### Supplied records
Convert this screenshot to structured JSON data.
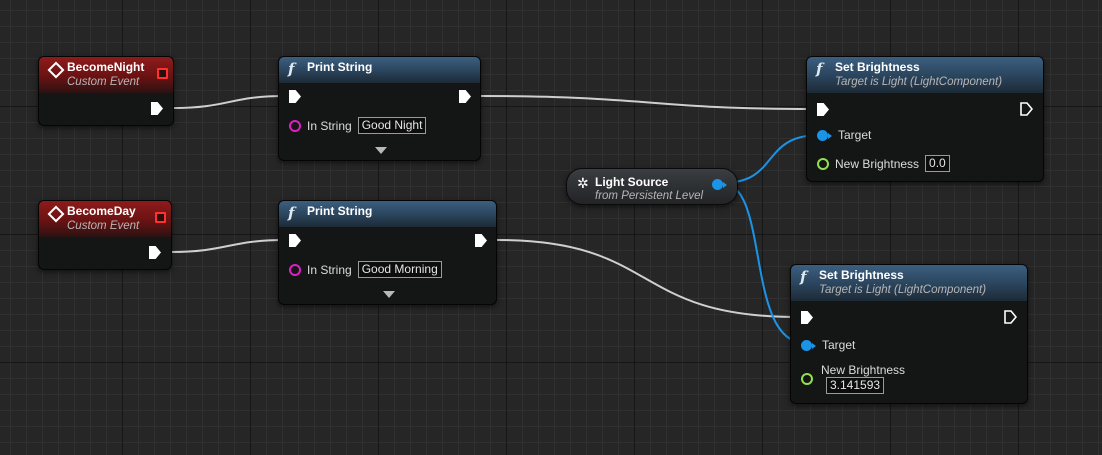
{
  "colors": {
    "exec_wire": "#d0d0d0",
    "object_wire": "#1b93e6",
    "event_header": "#8e1b1b",
    "function_header": "#3c5f80"
  },
  "nodes": {
    "become_night": {
      "title": "BecomeNight",
      "subtitle": "Custom Event",
      "icon": "event-diamond-icon"
    },
    "become_day": {
      "title": "BecomeDay",
      "subtitle": "Custom Event",
      "icon": "event-diamond-icon"
    },
    "print_night": {
      "title": "Print String",
      "icon": "function-icon",
      "in_string_label": "In String",
      "in_string_value": "Good Night"
    },
    "print_day": {
      "title": "Print String",
      "icon": "function-icon",
      "in_string_label": "In String",
      "in_string_value": "Good Morning"
    },
    "light_source": {
      "title": "Light Source",
      "subtitle": "from Persistent Level",
      "icon": "actor-reference-icon"
    },
    "set_brightness_1": {
      "title": "Set Brightness",
      "subtitle": "Target is Light (LightComponent)",
      "target_label": "Target",
      "brightness_label": "New Brightness",
      "brightness_value": "0.0"
    },
    "set_brightness_2": {
      "title": "Set Brightness",
      "subtitle": "Target is Light (LightComponent)",
      "target_label": "Target",
      "brightness_label": "New Brightness",
      "brightness_value": "3.141593"
    }
  }
}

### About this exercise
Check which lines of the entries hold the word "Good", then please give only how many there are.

### Exercise solution
2